The List, which is one of five International Standards that are mandatory for all Signatories of the World Anti-Doping Code (Code), designates what substances and methods are prohibited both in- and out-of-competition; and, which substances are banned in particular sports.
“WADA is pleased to publish the 2018 Prohibited List,” said WADA President, Sir Craig Reedie. “Updated annually, the List is released three months ahead of taking effect so that all stakeholders — in particular athletes and their entourage — have sufficient time to familiarize themselves with the document and its modifications,” Reedie continued. “It is vital that all athletes and entourage take the necessary time to consult the List; and that, they contact their respective anti-doping organizations (ADOs) if they have any doubts as to the status of a substance or method.”
“Annually, the Prohibited List review involves a very extensive stakeholder consultation process over the course of nine months,” said Director General, Olivier Niggli. “In reviewing the List, experts examine such sources as: scientific and medical research; trends; and, intelligence gathered from law enforcement and pharmaceutical companies in order to stay ahead of those that endeavor to cheat the system,” Niggli continued.
The List’s annual revision process is led by WADA, beginning with an initial meeting in January and concluding with the publication of the List by 1 October. This is an extensive nine-month consultation process that includes WADA’s List Expert Group gathering information; circulating a draft List amongst stakeholders; taking their submissions into consideration and revising the draft; followed by, review by the Agency’s Health, Medical and Research (HMR) Committee. The HMR Committee then makes its recommendation to WADA’s Executive Committee that approves the List during its September meeting. For a substance or method to be added to the List, it must be determined that it meets two of the following three criteria: 1. it has the potential to enhance or enhances sport performance; 2. it represents an actual or potential health risk to the athletes; or, 3. it violates the spirit of sport.

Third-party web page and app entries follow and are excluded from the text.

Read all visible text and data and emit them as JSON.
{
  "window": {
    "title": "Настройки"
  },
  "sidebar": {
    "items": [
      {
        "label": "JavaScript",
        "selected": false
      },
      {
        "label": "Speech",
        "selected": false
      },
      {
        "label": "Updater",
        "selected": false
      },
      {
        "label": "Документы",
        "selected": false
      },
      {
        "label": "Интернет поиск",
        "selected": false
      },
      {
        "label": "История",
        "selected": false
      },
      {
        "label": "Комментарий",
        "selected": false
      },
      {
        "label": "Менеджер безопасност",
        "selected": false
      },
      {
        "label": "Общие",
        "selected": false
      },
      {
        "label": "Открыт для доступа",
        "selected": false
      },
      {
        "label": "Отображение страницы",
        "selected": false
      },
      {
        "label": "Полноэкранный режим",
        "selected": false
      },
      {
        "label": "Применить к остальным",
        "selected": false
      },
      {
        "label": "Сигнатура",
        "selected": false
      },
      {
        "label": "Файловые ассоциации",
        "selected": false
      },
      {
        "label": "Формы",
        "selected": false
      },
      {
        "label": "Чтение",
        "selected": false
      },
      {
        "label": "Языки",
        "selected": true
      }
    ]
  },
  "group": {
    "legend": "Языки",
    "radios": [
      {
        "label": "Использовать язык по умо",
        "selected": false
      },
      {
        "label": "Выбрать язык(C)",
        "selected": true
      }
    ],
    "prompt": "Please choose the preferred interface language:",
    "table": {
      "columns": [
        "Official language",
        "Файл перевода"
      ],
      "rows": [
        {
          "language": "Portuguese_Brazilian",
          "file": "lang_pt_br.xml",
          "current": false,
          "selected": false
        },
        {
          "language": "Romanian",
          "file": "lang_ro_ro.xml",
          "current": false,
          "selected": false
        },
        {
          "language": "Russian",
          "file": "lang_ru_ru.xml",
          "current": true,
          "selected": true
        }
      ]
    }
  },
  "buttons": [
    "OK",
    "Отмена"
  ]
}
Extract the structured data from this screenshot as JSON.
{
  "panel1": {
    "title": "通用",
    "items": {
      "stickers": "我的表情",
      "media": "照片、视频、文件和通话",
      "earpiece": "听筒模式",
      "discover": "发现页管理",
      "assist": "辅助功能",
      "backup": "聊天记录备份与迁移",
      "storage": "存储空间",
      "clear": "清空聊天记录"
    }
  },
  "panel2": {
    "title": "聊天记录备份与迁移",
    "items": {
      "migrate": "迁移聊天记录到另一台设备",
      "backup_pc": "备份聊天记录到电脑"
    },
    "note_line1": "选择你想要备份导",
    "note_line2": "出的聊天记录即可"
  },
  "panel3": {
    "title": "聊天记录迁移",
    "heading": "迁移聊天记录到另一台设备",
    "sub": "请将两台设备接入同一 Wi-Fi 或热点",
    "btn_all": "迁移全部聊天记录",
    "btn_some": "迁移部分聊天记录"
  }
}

It should be noted that, for athletes who have a legitimate medical reason for using a prohibited substance or method that is on the List, they may be accommodated if they meet the criteria outlined in the International Standard for Therapeutic Use Exemptions (ISTUE). The TUE process has overwhelming acceptance from athletes, physicians and anti-doping stakeholders worldwide.
Stakeholders wishing to translate the List into other languages are kindly asked to signal their interest at firstname.lastname@example.org, by 27 October. If interested, WADA would provide the necessary files; and, once the translation is finalized, would make the List available on the Agency’s website.